* **Task goal**
Among the entries, find the lines with the string "relación" and report them.

─── Data shown ───

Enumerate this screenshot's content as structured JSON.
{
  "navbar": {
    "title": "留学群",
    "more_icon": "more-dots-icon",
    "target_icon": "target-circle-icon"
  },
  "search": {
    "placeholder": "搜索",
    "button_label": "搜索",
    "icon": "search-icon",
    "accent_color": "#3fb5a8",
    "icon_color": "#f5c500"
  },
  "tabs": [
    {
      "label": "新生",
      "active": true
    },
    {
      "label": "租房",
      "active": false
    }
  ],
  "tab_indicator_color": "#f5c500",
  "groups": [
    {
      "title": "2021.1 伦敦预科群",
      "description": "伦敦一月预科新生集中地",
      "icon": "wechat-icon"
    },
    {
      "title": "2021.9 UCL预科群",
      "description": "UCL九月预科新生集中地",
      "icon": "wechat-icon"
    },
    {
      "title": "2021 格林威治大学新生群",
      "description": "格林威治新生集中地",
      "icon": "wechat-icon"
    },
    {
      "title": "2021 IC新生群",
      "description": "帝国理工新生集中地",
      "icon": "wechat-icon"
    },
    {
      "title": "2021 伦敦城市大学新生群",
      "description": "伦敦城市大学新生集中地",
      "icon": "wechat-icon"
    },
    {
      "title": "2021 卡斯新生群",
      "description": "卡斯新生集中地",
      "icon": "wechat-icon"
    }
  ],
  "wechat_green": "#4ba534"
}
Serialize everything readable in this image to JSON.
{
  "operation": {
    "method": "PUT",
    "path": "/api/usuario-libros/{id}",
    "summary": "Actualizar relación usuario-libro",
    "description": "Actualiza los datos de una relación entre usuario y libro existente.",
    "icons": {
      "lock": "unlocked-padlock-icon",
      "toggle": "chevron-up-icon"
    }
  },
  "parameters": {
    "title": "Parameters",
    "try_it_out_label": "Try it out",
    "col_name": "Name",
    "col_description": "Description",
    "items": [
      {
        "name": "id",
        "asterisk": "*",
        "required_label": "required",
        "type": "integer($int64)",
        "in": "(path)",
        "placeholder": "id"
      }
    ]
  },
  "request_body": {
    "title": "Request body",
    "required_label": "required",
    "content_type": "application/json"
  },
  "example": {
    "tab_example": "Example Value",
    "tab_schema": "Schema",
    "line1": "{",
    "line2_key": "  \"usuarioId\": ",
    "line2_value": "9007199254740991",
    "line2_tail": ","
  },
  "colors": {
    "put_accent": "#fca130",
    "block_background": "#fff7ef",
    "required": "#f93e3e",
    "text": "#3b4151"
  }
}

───

* **Answer section**
    "summary": "Actualizar relación usuario-libro",
    "description": "Actualiza los datos de una relación entre usuario y libro existente.",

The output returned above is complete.